*Working data:*

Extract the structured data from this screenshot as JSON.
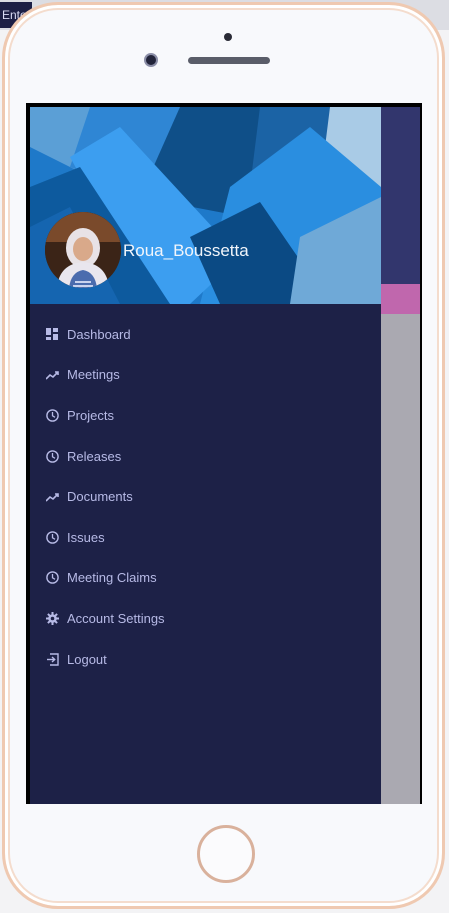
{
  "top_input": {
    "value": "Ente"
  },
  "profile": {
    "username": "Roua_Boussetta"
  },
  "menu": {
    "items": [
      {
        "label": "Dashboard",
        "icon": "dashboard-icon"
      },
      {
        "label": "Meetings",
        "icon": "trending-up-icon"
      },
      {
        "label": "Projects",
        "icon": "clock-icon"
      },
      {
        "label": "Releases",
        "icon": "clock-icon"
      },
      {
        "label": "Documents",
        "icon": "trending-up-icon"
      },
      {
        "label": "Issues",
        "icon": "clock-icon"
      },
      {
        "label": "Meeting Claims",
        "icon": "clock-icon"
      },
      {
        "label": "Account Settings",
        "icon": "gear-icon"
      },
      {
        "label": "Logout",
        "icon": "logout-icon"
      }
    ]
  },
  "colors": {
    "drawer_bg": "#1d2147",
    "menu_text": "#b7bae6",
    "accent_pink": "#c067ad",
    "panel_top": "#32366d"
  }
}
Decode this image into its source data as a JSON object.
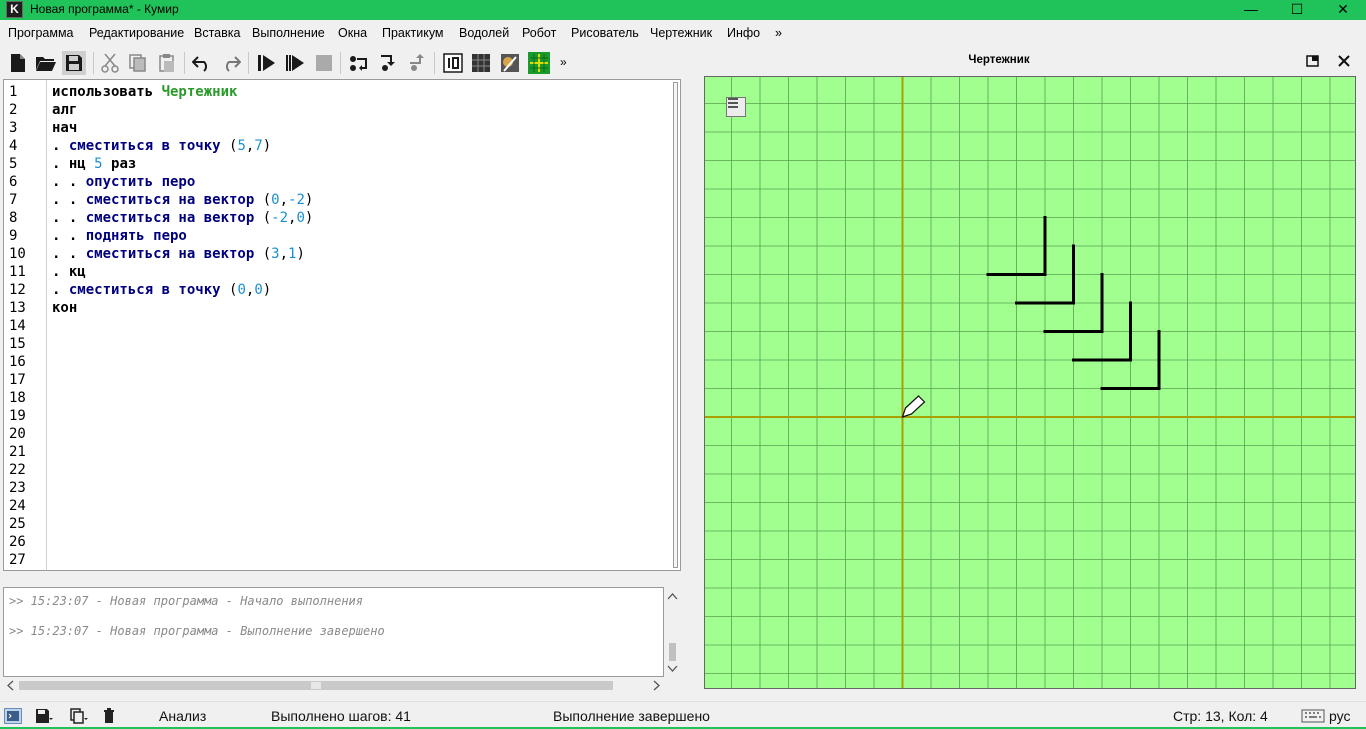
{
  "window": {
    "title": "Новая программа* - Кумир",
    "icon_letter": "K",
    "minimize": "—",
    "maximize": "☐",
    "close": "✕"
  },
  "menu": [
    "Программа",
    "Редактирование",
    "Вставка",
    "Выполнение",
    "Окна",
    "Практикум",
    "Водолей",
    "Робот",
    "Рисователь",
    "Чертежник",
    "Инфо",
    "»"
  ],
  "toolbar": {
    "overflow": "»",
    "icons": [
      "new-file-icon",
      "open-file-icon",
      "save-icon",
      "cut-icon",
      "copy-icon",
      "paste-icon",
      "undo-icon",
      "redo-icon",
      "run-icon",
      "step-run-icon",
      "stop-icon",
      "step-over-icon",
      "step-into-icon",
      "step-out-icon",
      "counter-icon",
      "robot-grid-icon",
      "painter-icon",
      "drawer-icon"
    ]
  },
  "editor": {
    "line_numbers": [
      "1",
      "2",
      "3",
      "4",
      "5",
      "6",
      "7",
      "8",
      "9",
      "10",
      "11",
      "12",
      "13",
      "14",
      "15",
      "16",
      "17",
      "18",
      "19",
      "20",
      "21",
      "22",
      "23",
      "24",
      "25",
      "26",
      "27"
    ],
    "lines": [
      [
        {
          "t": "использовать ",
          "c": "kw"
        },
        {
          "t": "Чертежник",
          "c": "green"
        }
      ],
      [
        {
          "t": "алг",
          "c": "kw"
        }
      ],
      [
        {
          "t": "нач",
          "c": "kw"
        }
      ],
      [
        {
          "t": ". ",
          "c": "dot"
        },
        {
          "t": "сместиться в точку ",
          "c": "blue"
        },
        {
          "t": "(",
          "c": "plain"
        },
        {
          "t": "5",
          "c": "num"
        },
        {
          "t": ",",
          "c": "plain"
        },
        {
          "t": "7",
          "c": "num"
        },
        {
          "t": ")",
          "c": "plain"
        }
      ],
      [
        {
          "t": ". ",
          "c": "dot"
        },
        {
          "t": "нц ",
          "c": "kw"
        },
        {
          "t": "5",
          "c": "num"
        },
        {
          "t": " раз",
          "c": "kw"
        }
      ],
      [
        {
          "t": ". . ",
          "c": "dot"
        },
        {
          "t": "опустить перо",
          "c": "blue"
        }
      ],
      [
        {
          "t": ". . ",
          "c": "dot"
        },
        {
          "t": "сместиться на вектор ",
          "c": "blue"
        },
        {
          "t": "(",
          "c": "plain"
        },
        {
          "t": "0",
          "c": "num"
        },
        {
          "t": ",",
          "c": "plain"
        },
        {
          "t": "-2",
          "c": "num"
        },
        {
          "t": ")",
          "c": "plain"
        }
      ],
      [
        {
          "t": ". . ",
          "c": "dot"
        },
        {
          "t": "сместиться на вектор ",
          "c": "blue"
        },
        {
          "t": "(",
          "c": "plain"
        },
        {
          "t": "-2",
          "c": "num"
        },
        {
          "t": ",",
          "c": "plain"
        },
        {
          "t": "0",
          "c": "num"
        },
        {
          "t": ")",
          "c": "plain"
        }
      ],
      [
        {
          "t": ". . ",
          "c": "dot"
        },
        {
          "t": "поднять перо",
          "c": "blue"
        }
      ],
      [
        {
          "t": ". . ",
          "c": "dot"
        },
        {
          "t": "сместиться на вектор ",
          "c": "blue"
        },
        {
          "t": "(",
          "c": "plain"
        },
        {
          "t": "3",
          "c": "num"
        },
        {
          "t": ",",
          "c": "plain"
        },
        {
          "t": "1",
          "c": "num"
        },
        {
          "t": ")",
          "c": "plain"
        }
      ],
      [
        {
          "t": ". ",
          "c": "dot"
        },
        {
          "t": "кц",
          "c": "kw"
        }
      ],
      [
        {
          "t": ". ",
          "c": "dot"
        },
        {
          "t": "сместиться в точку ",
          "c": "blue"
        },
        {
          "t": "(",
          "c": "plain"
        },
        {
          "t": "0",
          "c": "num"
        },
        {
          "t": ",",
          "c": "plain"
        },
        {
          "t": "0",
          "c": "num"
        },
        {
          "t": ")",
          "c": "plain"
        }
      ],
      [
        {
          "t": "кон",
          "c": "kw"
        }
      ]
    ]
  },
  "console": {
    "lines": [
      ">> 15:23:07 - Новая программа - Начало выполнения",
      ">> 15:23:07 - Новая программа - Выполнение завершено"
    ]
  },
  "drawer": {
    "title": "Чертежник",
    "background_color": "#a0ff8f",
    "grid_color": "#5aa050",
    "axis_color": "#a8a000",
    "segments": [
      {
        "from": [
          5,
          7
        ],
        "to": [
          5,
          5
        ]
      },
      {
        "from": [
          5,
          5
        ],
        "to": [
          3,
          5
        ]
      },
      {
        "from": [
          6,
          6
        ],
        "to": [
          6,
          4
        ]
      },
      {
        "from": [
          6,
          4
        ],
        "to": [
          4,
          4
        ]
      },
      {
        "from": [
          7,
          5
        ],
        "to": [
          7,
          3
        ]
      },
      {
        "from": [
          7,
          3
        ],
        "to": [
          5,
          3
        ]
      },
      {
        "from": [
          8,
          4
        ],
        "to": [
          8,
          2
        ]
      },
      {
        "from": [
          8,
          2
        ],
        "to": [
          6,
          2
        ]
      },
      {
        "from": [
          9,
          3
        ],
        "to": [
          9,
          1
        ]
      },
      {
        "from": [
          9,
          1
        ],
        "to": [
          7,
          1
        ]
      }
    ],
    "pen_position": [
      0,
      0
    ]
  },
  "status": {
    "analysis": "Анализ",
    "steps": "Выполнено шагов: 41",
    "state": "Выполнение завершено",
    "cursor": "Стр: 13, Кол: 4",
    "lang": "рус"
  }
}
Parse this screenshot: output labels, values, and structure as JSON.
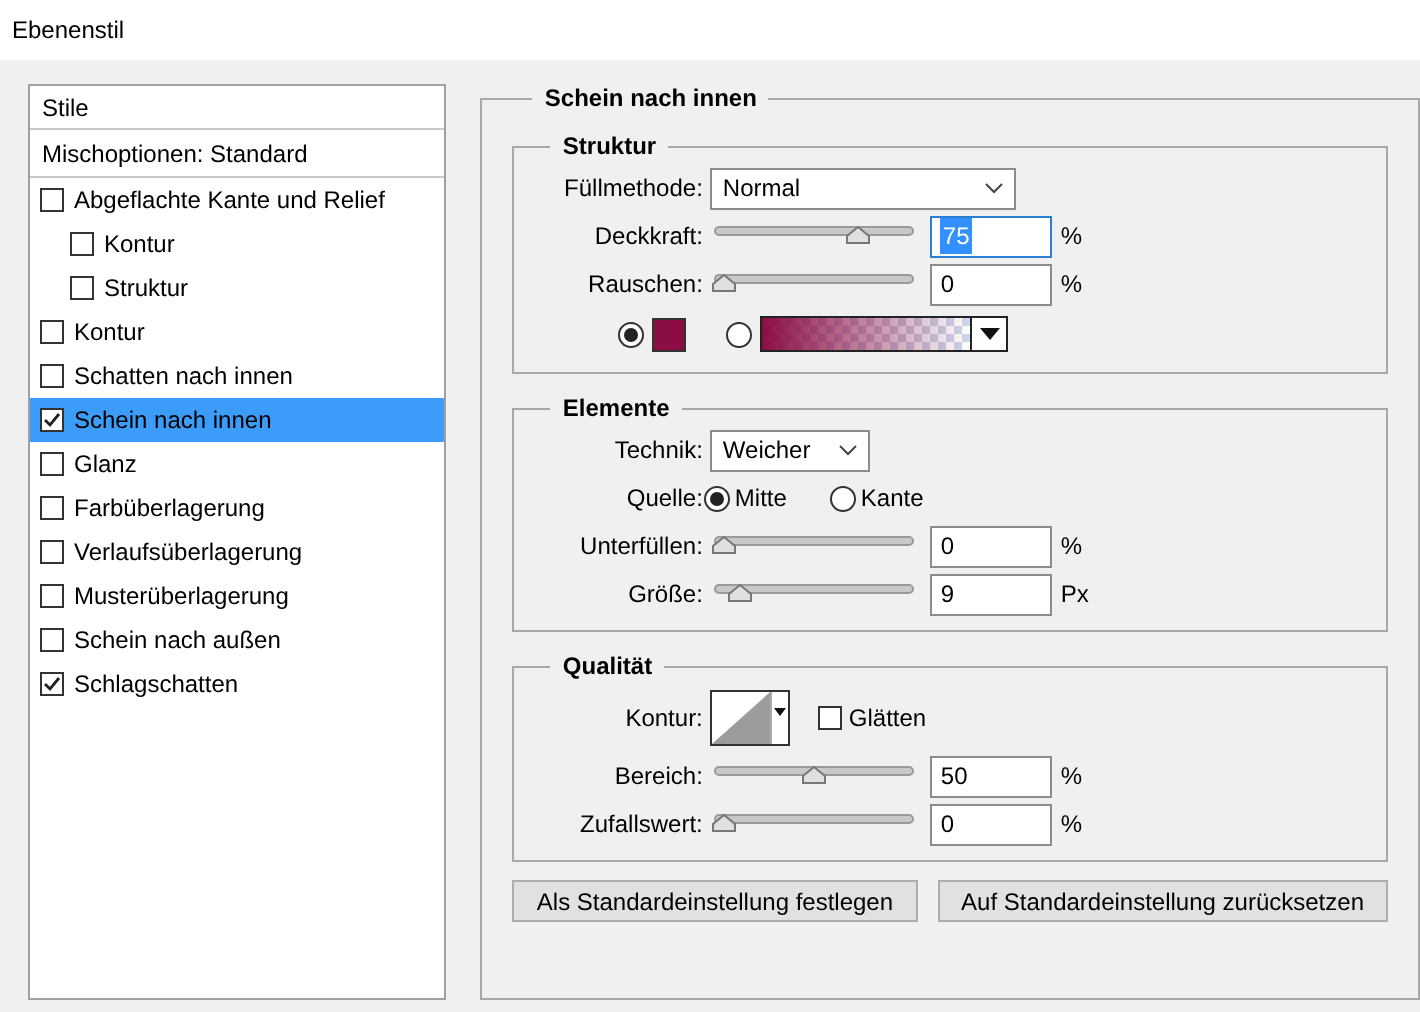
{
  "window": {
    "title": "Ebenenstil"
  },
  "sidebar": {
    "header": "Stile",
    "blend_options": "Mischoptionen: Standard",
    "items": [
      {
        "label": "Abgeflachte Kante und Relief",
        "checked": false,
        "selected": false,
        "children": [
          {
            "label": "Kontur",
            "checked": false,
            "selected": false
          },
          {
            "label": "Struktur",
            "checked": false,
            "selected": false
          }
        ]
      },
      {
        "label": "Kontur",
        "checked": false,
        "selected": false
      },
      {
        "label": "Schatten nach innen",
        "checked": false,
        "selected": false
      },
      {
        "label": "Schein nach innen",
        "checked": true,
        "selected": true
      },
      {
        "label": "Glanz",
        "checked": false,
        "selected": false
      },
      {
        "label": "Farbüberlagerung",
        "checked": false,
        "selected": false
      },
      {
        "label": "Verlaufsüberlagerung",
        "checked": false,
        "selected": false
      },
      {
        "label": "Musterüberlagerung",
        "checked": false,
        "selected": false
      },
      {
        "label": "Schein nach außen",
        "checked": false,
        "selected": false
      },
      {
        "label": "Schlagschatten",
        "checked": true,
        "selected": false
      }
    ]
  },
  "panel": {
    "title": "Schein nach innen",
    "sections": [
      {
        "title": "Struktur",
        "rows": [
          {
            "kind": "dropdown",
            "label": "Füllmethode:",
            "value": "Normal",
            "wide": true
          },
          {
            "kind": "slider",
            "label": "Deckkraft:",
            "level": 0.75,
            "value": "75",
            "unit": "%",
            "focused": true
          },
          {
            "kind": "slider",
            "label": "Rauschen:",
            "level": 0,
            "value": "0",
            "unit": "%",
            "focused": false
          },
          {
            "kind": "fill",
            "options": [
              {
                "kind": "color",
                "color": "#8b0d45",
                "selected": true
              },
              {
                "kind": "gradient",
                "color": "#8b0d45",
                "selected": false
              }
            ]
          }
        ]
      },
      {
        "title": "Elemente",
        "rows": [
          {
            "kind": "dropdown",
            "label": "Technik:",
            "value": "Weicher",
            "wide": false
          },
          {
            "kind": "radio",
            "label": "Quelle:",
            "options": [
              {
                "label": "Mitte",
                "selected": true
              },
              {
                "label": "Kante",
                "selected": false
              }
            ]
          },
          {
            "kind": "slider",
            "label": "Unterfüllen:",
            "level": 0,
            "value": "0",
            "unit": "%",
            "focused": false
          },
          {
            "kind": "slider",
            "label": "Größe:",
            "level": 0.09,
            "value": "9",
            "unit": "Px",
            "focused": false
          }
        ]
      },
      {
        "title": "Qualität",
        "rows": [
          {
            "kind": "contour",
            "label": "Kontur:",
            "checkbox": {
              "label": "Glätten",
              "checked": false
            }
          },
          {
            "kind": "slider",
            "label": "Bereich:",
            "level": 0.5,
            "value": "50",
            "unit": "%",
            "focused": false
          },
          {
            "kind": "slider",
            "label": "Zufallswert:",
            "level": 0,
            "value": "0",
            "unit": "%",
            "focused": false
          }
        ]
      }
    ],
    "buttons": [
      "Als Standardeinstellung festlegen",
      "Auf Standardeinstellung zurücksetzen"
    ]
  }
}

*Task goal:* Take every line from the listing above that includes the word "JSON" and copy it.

*Written answer:*
Extract the structured data from this screenshot as JSON.
Decode this image into its source data as a JSON object.
Parse this screenshot: output labels, values, and structure as JSON.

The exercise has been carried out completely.